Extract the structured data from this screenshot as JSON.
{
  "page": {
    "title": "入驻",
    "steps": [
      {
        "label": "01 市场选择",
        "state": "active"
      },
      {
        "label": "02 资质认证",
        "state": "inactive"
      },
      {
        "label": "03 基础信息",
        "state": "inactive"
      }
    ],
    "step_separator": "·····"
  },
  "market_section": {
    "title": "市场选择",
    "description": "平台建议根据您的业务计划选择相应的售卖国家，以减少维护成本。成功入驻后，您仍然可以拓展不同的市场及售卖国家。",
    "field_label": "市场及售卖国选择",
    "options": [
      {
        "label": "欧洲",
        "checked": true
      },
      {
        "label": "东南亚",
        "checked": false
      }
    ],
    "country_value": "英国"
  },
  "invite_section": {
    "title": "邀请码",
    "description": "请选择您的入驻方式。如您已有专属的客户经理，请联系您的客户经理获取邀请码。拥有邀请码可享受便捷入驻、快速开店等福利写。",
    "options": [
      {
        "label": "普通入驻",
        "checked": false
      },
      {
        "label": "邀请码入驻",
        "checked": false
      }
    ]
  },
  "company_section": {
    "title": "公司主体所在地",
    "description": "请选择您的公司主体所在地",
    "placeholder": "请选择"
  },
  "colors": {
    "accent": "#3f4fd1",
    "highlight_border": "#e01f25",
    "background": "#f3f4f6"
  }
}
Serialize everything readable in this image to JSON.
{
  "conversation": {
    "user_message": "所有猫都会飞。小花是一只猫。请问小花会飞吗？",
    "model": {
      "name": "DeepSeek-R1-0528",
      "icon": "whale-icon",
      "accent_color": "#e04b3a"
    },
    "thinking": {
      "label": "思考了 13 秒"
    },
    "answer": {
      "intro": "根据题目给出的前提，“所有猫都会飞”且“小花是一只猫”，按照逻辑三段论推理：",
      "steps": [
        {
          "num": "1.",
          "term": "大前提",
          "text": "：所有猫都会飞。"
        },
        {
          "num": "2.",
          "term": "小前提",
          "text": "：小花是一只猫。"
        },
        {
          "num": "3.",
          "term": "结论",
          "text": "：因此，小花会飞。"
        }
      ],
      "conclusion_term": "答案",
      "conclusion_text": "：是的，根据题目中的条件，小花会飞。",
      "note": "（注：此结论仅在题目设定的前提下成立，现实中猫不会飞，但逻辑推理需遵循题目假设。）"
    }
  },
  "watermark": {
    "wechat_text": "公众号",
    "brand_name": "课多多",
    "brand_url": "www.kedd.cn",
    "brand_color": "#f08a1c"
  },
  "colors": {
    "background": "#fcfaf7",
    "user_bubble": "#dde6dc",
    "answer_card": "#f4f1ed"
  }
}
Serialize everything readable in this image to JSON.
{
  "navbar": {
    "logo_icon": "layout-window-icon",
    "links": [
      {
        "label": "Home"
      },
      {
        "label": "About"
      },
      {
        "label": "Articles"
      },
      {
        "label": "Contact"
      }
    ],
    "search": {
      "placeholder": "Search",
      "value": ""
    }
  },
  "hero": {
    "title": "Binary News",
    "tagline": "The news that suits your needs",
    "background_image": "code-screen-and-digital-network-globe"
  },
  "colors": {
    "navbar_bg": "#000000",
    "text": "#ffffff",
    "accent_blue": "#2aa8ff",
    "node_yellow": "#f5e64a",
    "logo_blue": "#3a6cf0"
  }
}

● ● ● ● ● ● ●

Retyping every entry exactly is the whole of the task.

▶ RESPONSE AREA:
Extract the structured data from this screenshot as JSON.
{
  "page": {
    "title": "入驻",
    "steps": [
      {
        "label": "01 市场选择",
        "state": "active"
      },
      {
        "label": "02 资质认证",
        "state": "inactive"
      },
      {
        "label": "03 基础信息",
        "state": "inactive"
      }
    ],
    "step_separator": "·····"
  },
  "market_section": {
    "title": "市场选择",
    "description": "平台建议根据您的业务计划选择相应的售卖国家，以减少维护成本。成功入驻后，您仍然可以拓展不同的市场及售卖国家。",
    "field_label": "市场及售卖国选择",
    "options": [
      {
        "label": "欧洲",
        "checked": true
      },
      {
        "label": "东南亚",
        "checked": false
      }
    ],
    "country_value": "英国"
  },
  "invite_section": {
    "title": "邀请码",
    "description": "请选择您的入驻方式。如您已有专属的客户经理，请联系您的客户经理获取邀请码。拥有邀请码可享受便捷入驻、快速开店等福利写。",
    "options": [
      {
        "label": "普通入驻",
        "checked": false
      },
      {
        "label": "邀请码入驻",
        "checked": false
      }
    ]
  },
  "company_section": {
    "title": "公司主体所在地",
    "description": "请选择您的公司主体所在地",
    "placeholder": "请选择"
  },
  "colors": {
    "accent": "#3f4fd1",
    "highlight_border": "#e01f25",
    "background": "#f3f4f6"
  }
}
Serialize everything readable in this image to JSON.
{
  "conversation": {
    "user_message": "所有猫都会飞。小花是一只猫。请问小花会飞吗？",
    "model": {
      "name": "DeepSeek-R1-0528",
      "icon": "whale-icon",
      "accent_color": "#e04b3a"
    },
    "thinking": {
      "label": "思考了 13 秒"
    },
    "answer": {
      "intro": "根据题目给出的前提，“所有猫都会飞”且“小花是一只猫”，按照逻辑三段论推理：",
      "steps": [
        {
          "num": "1.",
          "term": "大前提",
          "text": "：所有猫都会飞。"
        },
        {
          "num": "2.",
          "term": "小前提",
          "text": "：小花是一只猫。"
        },
        {
          "num": "3.",
          "term": "结论",
          "text": "：因此，小花会飞。"
        }
      ],
      "conclusion_term": "答案",
      "conclusion_text": "：是的，根据题目中的条件，小花会飞。",
      "note": "（注：此结论仅在题目设定的前提下成立，现实中猫不会飞，但逻辑推理需遵循题目假设。）"
    }
  },
  "watermark": {
    "wechat_text": "公众号",
    "brand_name": "课多多",
    "brand_url": "www.kedd.cn",
    "brand_color": "#f08a1c"
  },
  "colors": {
    "background": "#fcfaf7",
    "user_bubble": "#dde6dc",
    "answer_card": "#f4f1ed"
  }
}
Serialize everything readable in this image to JSON.
{
  "navbar": {
    "logo_icon": "layout-window-icon",
    "links": [
      {
        "label": "Home"
      },
      {
        "label": "About"
      },
      {
        "label": "Articles"
      },
      {
        "label": "Contact"
      }
    ],
    "search": {
      "placeholder": "Search",
      "value": ""
    }
  },
  "hero": {
    "title": "Binary News",
    "tagline": "The news that suits your needs",
    "background_image": "code-screen-and-digital-network-globe"
  },
  "colors": {
    "navbar_bg": "#000000",
    "text": "#ffffff",
    "accent_blue": "#2aa8ff",
    "node_yellow": "#f5e64a",
    "logo_blue": "#3a6cf0"
  }
}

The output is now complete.